[EXERCISE INPUTS — start]

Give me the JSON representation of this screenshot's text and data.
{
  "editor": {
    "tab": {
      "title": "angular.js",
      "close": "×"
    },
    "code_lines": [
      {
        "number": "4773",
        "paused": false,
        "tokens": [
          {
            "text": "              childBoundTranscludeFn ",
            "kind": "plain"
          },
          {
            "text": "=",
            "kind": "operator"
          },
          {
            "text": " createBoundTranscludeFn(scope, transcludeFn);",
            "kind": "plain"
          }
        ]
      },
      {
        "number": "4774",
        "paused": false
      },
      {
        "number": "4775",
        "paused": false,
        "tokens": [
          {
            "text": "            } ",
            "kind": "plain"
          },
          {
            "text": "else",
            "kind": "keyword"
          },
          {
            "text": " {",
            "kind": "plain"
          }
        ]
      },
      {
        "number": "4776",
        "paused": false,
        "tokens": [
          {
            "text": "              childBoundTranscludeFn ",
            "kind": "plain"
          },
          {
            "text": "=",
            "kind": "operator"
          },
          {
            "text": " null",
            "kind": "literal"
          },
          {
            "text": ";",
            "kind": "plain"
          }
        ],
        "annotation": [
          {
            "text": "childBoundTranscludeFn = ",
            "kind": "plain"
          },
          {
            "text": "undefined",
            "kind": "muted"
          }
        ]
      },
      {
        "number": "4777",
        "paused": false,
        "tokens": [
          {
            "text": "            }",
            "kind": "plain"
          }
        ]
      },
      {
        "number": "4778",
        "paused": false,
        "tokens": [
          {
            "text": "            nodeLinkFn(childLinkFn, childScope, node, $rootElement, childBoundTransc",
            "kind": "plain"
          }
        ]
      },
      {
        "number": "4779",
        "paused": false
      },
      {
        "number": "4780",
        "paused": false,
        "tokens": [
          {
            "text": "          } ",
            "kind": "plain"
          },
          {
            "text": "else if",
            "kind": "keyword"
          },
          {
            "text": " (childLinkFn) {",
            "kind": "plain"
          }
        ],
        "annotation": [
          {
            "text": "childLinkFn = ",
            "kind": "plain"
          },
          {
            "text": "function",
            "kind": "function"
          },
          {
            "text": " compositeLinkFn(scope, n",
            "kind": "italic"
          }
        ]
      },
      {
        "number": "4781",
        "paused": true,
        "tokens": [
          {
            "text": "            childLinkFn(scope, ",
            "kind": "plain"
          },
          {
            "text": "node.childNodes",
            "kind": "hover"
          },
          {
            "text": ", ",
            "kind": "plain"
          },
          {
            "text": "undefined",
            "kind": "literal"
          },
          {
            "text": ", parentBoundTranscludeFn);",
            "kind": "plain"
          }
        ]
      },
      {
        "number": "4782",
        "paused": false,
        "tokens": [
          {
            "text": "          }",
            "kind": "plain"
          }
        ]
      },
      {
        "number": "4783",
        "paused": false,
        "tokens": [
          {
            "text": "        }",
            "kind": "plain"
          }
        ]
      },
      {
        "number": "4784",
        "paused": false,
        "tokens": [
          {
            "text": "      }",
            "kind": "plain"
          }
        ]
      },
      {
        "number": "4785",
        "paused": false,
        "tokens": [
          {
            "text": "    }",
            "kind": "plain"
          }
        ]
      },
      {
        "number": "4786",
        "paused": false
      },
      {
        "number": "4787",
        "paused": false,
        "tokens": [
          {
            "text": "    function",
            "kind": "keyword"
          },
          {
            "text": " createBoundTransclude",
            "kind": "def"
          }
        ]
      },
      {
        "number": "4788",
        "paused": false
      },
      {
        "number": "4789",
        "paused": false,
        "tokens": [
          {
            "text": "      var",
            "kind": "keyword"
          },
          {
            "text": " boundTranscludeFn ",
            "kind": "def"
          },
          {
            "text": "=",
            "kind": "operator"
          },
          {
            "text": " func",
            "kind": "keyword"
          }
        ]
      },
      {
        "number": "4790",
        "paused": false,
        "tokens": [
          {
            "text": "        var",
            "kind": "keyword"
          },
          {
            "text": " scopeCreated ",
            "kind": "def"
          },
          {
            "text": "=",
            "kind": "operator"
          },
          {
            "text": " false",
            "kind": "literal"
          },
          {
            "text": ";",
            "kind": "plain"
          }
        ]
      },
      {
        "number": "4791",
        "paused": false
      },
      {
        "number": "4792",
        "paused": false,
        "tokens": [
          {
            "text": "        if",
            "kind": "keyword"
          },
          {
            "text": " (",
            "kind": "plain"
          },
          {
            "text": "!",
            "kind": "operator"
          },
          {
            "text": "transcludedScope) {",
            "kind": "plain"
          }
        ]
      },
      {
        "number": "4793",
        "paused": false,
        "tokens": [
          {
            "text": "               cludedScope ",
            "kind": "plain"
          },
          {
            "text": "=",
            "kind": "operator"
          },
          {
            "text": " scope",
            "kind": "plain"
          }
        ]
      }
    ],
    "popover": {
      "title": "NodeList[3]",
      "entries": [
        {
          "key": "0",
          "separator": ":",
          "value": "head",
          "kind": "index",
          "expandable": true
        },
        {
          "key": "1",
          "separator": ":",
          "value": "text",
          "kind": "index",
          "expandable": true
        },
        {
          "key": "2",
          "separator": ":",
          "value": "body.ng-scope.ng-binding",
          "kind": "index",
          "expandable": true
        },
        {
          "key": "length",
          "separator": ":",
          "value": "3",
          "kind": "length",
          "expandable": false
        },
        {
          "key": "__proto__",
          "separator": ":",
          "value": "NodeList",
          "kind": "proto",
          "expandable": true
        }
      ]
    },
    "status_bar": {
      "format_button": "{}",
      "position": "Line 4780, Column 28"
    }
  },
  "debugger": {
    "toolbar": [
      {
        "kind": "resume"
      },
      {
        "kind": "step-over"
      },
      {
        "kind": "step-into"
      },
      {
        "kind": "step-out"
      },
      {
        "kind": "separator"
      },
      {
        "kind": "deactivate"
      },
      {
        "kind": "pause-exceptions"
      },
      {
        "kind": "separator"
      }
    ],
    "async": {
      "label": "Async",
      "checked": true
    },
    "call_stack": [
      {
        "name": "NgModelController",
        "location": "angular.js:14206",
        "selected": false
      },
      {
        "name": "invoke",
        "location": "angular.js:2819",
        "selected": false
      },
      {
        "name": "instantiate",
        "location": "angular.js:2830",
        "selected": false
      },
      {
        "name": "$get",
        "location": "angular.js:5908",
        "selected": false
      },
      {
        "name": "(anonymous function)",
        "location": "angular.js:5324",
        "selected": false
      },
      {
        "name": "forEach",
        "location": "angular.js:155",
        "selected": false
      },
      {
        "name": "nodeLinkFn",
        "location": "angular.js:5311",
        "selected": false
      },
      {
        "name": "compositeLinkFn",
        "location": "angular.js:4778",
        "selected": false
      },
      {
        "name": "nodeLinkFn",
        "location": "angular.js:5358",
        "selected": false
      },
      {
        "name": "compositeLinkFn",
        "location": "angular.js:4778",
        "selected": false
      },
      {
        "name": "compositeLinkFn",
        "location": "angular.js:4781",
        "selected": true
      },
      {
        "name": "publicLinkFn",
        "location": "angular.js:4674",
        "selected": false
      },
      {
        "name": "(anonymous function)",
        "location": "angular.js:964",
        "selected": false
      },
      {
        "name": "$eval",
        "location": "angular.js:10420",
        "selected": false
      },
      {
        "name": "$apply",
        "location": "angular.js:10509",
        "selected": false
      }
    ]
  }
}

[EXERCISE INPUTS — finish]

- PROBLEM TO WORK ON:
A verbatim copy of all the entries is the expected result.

- REPLY TO THE EXERCISE:
Give me the JSON representation of this screenshot's text and data.
{
  "editor": {
    "tab": {
      "title": "angular.js",
      "close": "×"
    },
    "code_lines": [
      {
        "number": "4773",
        "paused": false,
        "tokens": [
          {
            "text": "              childBoundTranscludeFn ",
            "kind": "plain"
          },
          {
            "text": "=",
            "kind": "operator"
          },
          {
            "text": " createBoundTranscludeFn(scope, transcludeFn);",
            "kind": "plain"
          }
        ]
      },
      {
        "number": "4774",
        "paused": false
      },
      {
        "number": "4775",
        "paused": false,
        "tokens": [
          {
            "text": "            } ",
            "kind": "plain"
          },
          {
            "text": "else",
            "kind": "keyword"
          },
          {
            "text": " {",
            "kind": "plain"
          }
        ]
      },
      {
        "number": "4776",
        "paused": false,
        "tokens": [
          {
            "text": "              childBoundTranscludeFn ",
            "kind": "plain"
          },
          {
            "text": "=",
            "kind": "operator"
          },
          {
            "text": " null",
            "kind": "literal"
          },
          {
            "text": ";",
            "kind": "plain"
          }
        ],
        "annotation": [
          {
            "text": "childBoundTranscludeFn = ",
            "kind": "plain"
          },
          {
            "text": "undefined",
            "kind": "muted"
          }
        ]
      },
      {
        "number": "4777",
        "paused": false,
        "tokens": [
          {
            "text": "            }",
            "kind": "plain"
          }
        ]
      },
      {
        "number": "4778",
        "paused": false,
        "tokens": [
          {
            "text": "            nodeLinkFn(childLinkFn, childScope, node, $rootElement, childBoundTransc",
            "kind": "plain"
          }
        ]
      },
      {
        "number": "4779",
        "paused": false
      },
      {
        "number": "4780",
        "paused": false,
        "tokens": [
          {
            "text": "          } ",
            "kind": "plain"
          },
          {
            "text": "else if",
            "kind": "keyword"
          },
          {
            "text": " (childLinkFn) {",
            "kind": "plain"
          }
        ],
        "annotation": [
          {
            "text": "childLinkFn = ",
            "kind": "plain"
          },
          {
            "text": "function",
            "kind": "function"
          },
          {
            "text": " compositeLinkFn(scope, n",
            "kind": "italic"
          }
        ]
      },
      {
        "number": "4781",
        "paused": true,
        "tokens": [
          {
            "text": "            childLinkFn(scope, ",
            "kind": "plain"
          },
          {
            "text": "node.childNodes",
            "kind": "hover"
          },
          {
            "text": ", ",
            "kind": "plain"
          },
          {
            "text": "undefined",
            "kind": "literal"
          },
          {
            "text": ", parentBoundTranscludeFn);",
            "kind": "plain"
          }
        ]
      },
      {
        "number": "4782",
        "paused": false,
        "tokens": [
          {
            "text": "          }",
            "kind": "plain"
          }
        ]
      },
      {
        "number": "4783",
        "paused": false,
        "tokens": [
          {
            "text": "        }",
            "kind": "plain"
          }
        ]
      },
      {
        "number": "4784",
        "paused": false,
        "tokens": [
          {
            "text": "      }",
            "kind": "plain"
          }
        ]
      },
      {
        "number": "4785",
        "paused": false,
        "tokens": [
          {
            "text": "    }",
            "kind": "plain"
          }
        ]
      },
      {
        "number": "4786",
        "paused": false
      },
      {
        "number": "4787",
        "paused": false,
        "tokens": [
          {
            "text": "    function",
            "kind": "keyword"
          },
          {
            "text": " createBoundTransclude",
            "kind": "def"
          }
        ]
      },
      {
        "number": "4788",
        "paused": false
      },
      {
        "number": "4789",
        "paused": false,
        "tokens": [
          {
            "text": "      var",
            "kind": "keyword"
          },
          {
            "text": " boundTranscludeFn ",
            "kind": "def"
          },
          {
            "text": "=",
            "kind": "operator"
          },
          {
            "text": " func",
            "kind": "keyword"
          }
        ]
      },
      {
        "number": "4790",
        "paused": false,
        "tokens": [
          {
            "text": "        var",
            "kind": "keyword"
          },
          {
            "text": " scopeCreated ",
            "kind": "def"
          },
          {
            "text": "=",
            "kind": "operator"
          },
          {
            "text": " false",
            "kind": "literal"
          },
          {
            "text": ";",
            "kind": "plain"
          }
        ]
      },
      {
        "number": "4791",
        "paused": false
      },
      {
        "number": "4792",
        "paused": false,
        "tokens": [
          {
            "text": "        if",
            "kind": "keyword"
          },
          {
            "text": " (",
            "kind": "plain"
          },
          {
            "text": "!",
            "kind": "operator"
          },
          {
            "text": "transcludedScope) {",
            "kind": "plain"
          }
        ]
      },
      {
        "number": "4793",
        "paused": false,
        "tokens": [
          {
            "text": "               cludedScope ",
            "kind": "plain"
          },
          {
            "text": "=",
            "kind": "operator"
          },
          {
            "text": " scope",
            "kind": "plain"
          }
        ]
      }
    ],
    "popover": {
      "title": "NodeList[3]",
      "entries": [
        {
          "key": "0",
          "separator": ":",
          "value": "head",
          "kind": "index",
          "expandable": true
        },
        {
          "key": "1",
          "separator": ":",
          "value": "text",
          "kind": "index",
          "expandable": true
        },
        {
          "key": "2",
          "separator": ":",
          "value": "body.ng-scope.ng-binding",
          "kind": "index",
          "expandable": true
        },
        {
          "key": "length",
          "separator": ":",
          "value": "3",
          "kind": "length",
          "expandable": false
        },
        {
          "key": "__proto__",
          "separator": ":",
          "value": "NodeList",
          "kind": "proto",
          "expandable": true
        }
      ]
    },
    "status_bar": {
      "format_button": "{}",
      "position": "Line 4780, Column 28"
    }
  },
  "debugger": {
    "toolbar": [
      {
        "kind": "resume"
      },
      {
        "kind": "step-over"
      },
      {
        "kind": "step-into"
      },
      {
        "kind": "step-out"
      },
      {
        "kind": "separator"
      },
      {
        "kind": "deactivate"
      },
      {
        "kind": "pause-exceptions"
      },
      {
        "kind": "separator"
      }
    ],
    "async": {
      "label": "Async",
      "checked": true
    },
    "call_stack": [
      {
        "name": "NgModelController",
        "location": "angular.js:14206",
        "selected": false
      },
      {
        "name": "invoke",
        "location": "angular.js:2819",
        "selected": false
      },
      {
        "name": "instantiate",
        "location": "angular.js:2830",
        "selected": false
      },
      {
        "name": "$get",
        "location": "angular.js:5908",
        "selected": false
      },
      {
        "name": "(anonymous function)",
        "location": "angular.js:5324",
        "selected": false
      },
      {
        "name": "forEach",
        "location": "angular.js:155",
        "selected": false
      },
      {
        "name": "nodeLinkFn",
        "location": "angular.js:5311",
        "selected": false
      },
      {
        "name": "compositeLinkFn",
        "location": "angular.js:4778",
        "selected": false
      },
      {
        "name": "nodeLinkFn",
        "location": "angular.js:5358",
        "selected": false
      },
      {
        "name": "compositeLinkFn",
        "location": "angular.js:4778",
        "selected": false
      },
      {
        "name": "compositeLinkFn",
        "location": "angular.js:4781",
        "selected": true
      },
      {
        "name": "publicLinkFn",
        "location": "angular.js:4674",
        "selected": false
      },
      {
        "name": "(anonymous function)",
        "location": "angular.js:964",
        "selected": false
      },
      {
        "name": "$eval",
        "location": "angular.js:10420",
        "selected": false
      },
      {
        "name": "$apply",
        "location": "angular.js:10509",
        "selected": false
      }
    ]
  }
}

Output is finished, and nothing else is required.